  • This case is used here with permission from the Program on Negotiation at Harvard Law School (www.pon.harvard.edu). It is an adaptation of, “DEC v. Riverside Lumber” written by David Lax, James Sebenius, Lawrence Susskind, and Thomas Weeks. For the purposes of this paper, and to conserve the uniqueness of the PON case, details of the case have been substantially changed. Copyright is held by the Program on Negotiation from which “DEC v. Riverside Lumber” and other teaching materials may be purchased for a nominal fee.
  • H. RAIFFA, Lectures on Negotiation Analysis (1996)(“Lectures”).
  • J. HANSEN, Round Table Manners for Facilitators (1998).
  • D. Brin, Avoiding Fatal Errors, The Future of Civilization and the Internet, __ OHIO ST. J. DISP. RES. (1999)
  • In “Lectures”, Raiffa (cited above), on p. 50, uses the term “Template” where “Single Negotiating Form” is used in this paper.
  • Normally, only one party or the facilitator will enter the Shared Information and then give the access codes to other parties. Thereafter, linked by the SmartSettle neutral site on the Internet, the Shared Information is available to all parties.
  • In an actual case, the parties may have further joint sessions or teleconferences from time to time to better define the problem and modify/improve the SNF.
  • In the remainder of the illustration, the process is described from Riverside’s perspective. All screen shots show how SmartSettle appears on Riverside’s computer monitor.
  • The reader might look at the values on the right-hand side and recognize that it would be impossible for DEC to guarantee a scrubber if the no scrubber option was chosen. Parties can teach SmartSettle about such infeasible conditions with constraints. Detailed discussion of constraints is beyond the scope of this paper.
  • How a party becomes satisfied on a particular issue often depends on outcomes for other issues. How SmartSettle deals such interdependencies is not dealt with in this paper.

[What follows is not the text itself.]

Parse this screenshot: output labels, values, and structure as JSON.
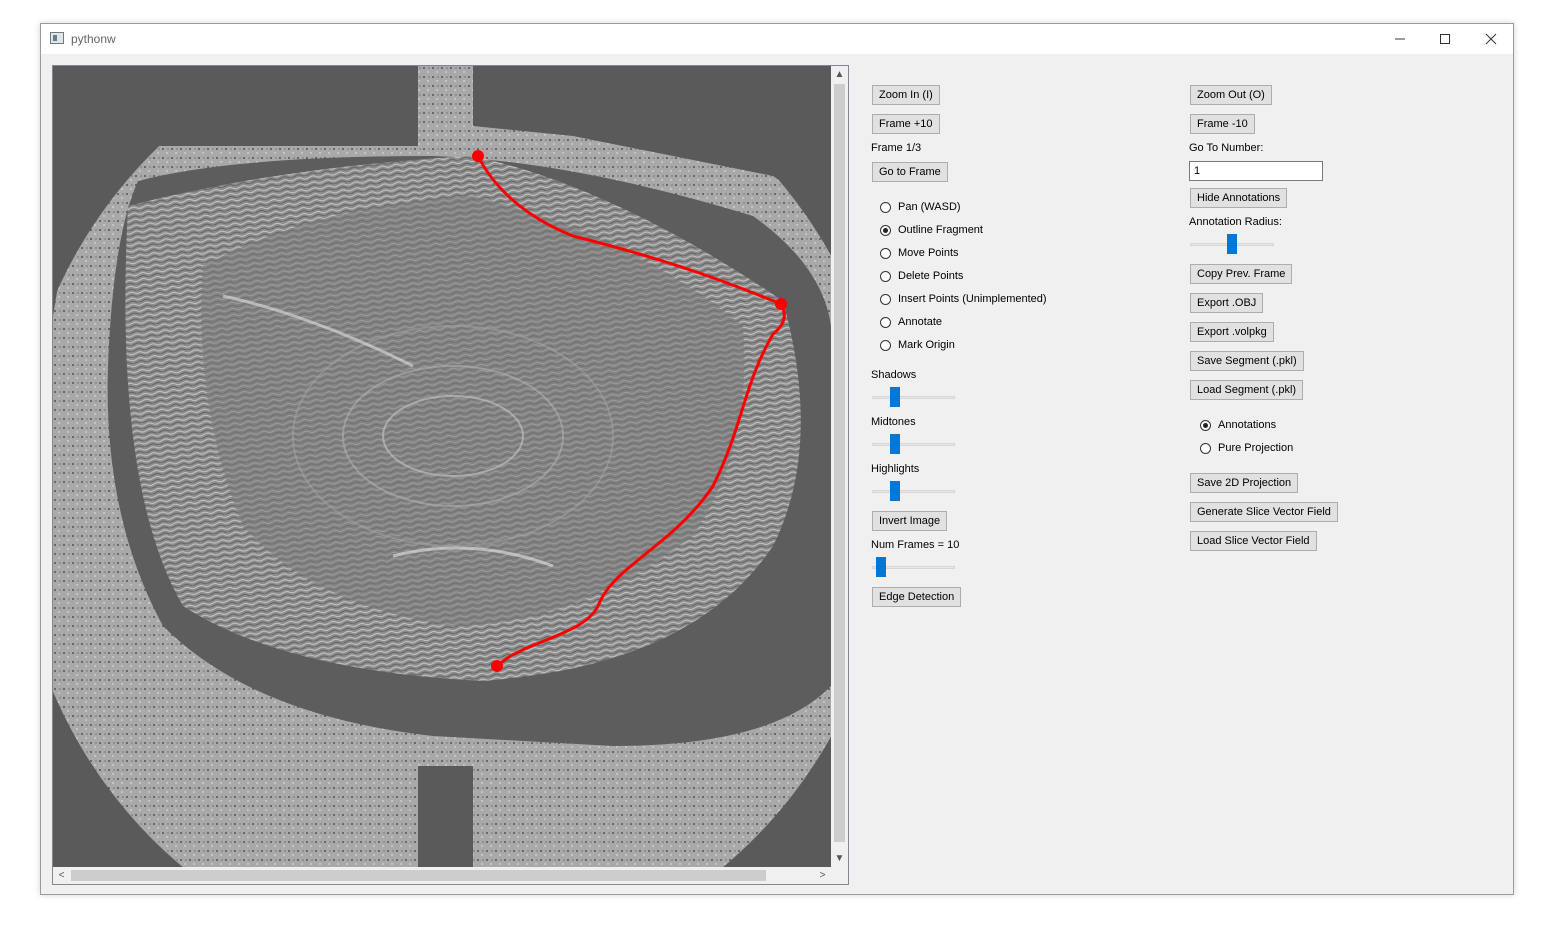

  • Hammond, Keeney, and Raiffa, Even Swaps: A Rational Method for Making Trade-offs, HARV.BUS. REV. 137-149 (March-April 1998) (Hammond, Keeney, and Raiffa state that making wise trade-offs is one of the most important challenges in decision-making.)
  • quoted in the SmartSettle User Guide (1999).
  • Thiessen and Loucks, Computer-Assisted Negotiation of Multi-objective Water Resources Conflicts, WATER RES. BULL., Am. Water Res. A., 28(1), 163-177, Feb.(1992).
  • Hammond, Keeney and Raiffa (1998) (cited above). (These authors use the term “even swaps” to describe a similar methodology for simplifying tradeoffs that can be employed without computer assistance.)
  • The term “optimistic” as used here means that the party making the proposal doesn’t really expect it to be accepted, and is prepared to make further concessions.
  • By definition, a complete package is composed of a set of issue values. An issue value is a possible decision for the subject issue.
  • The white dot is a private marker, indicating acceptance. It may be put on any package, whether private or published. By definition, a proposal will always have a white dot.
  • Thiessen , Loucks & Stedinger, Computer-Assisted Negotiation of Water Resources Conflicts, GROUP DECISION AND NEGOTIATION. 109-129 (March 1998).
  • Id. Shell reports from his own research that when most negotiators had finished “a hotly contested, complex deal, they were tired and wanted to stop” rather than participate in a post-settlement settlement exercise.